There are many student groups on our campus doing remarkable things. Sustainable Lawrence University Gardens (SLUG), for example, maintains a garden, collects compost from restaurants around Appleton, gives tours to elementary school classes and is involved with Riverview Gardens, a local community-supported agricultural organization devoted to helping people in need.
SLUG gets a lot done and has developed one of the most tightly knit communities on campus. Students devote large amounts of time to the organization, assume leadership positions and even pursue sustainable agriculture after Lawrence.
If a group like SLUG can do so much for its members and community without exclusivity, secrecy or even a system of membership, why are these practices such important parts of Greek organizations?
Despite the common assertion that the primary purpose of Greek organizations is for community service—be it by strengthening friendships or through donations of money or time—this aspiration is often thwarted by an organizational structure that is discriminatory and cumbersome.
For every member brought into the fold of a fraternity or sorority, more are left to wonder what traits made them unwanted. For every community service outing, many more hours are wasted filling arbitrary positions and fulfilling duties to the national governing body. That the Greek organizational structure runs counter to its stated objectives betrays the truth that it is primarily a social body.
Of course, cliques are not unusual, people gravitate to those who share their interests or sense of humor. In many ways, student groups like Art House, Gaming House or Co-op, groups that serve the interests of their constituents, fulfill a similar role and can be similarly exclusive in less obvious ways. We are all prone to act on prejudices, especially when choosing friends.
Greek organizations, however, institutionalize these prejudices. I was bid into Sinfonia because I was interested in music, and maybe more so because I was a part of the incumbent members’ friend group.
Why weren’t the women who were just as involved with music and just as funny and interesting also given a bid? How can it be on a college campus—and especially on one so outwardly progressive as Lawrence’s—that systemic gender discrimination is a celebrated part of social life? While we denounce and seem to understand the roots of gender-based social issues, we see and participate in it here on our campus and pass it off as “college life.”

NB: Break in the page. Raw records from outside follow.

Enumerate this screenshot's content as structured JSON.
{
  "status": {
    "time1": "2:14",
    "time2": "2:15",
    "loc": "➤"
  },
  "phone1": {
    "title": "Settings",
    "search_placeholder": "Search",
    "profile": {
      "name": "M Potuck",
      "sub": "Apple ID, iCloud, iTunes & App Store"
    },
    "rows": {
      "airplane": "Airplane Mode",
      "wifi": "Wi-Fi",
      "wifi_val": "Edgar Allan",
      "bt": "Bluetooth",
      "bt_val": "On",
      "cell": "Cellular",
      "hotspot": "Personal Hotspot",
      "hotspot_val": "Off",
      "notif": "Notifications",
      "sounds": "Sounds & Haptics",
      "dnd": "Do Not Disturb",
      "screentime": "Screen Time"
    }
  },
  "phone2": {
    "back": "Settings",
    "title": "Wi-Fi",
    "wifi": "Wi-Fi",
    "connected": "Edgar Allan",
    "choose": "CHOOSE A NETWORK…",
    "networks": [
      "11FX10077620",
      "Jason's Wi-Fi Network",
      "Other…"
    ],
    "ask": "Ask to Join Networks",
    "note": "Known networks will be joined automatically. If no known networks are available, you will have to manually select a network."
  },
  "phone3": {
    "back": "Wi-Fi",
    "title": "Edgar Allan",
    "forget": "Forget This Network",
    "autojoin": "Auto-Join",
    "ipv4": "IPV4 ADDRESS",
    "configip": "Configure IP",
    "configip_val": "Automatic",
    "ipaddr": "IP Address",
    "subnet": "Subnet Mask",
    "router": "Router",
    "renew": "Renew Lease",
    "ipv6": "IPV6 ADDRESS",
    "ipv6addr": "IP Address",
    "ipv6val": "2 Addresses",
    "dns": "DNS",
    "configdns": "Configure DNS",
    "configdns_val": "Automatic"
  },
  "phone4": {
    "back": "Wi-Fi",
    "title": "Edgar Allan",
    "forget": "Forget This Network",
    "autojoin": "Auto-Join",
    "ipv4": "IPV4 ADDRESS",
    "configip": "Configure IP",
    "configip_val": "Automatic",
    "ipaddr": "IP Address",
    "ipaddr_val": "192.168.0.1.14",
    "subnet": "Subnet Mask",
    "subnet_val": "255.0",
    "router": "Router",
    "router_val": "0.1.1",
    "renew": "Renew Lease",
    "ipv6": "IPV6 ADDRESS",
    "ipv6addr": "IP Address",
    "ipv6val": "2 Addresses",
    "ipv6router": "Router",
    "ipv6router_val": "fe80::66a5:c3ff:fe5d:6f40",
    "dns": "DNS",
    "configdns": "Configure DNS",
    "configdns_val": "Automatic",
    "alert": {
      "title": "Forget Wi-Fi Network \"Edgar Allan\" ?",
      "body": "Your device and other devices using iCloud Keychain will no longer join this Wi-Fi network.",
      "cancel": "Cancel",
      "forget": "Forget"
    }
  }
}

These issues are not due to the Greek members but rather the Greek organizations. Students are not in control of these organizations; the rules and guidelines are given by massive national organizations terribly unequipped to adapt to the individual campuses that their chapters serve. The reprehensible behavior inevitably associated with Greek life is much more due to the flaws in the groups’ structures than any individuals’ actions.
Lawrence is always becoming more broadly aware of social inequities. Issues stemming from gender constructs are everywhere, and are more likely to originate off-campus than on-campus. However, this community is the one of which we are a part, where we can affect change.
For all of our awareness and willingness to speak out on social media, we also need to take the initiative of direct community action. If we want to affect change, if we believe in social equality for all people, we must start here.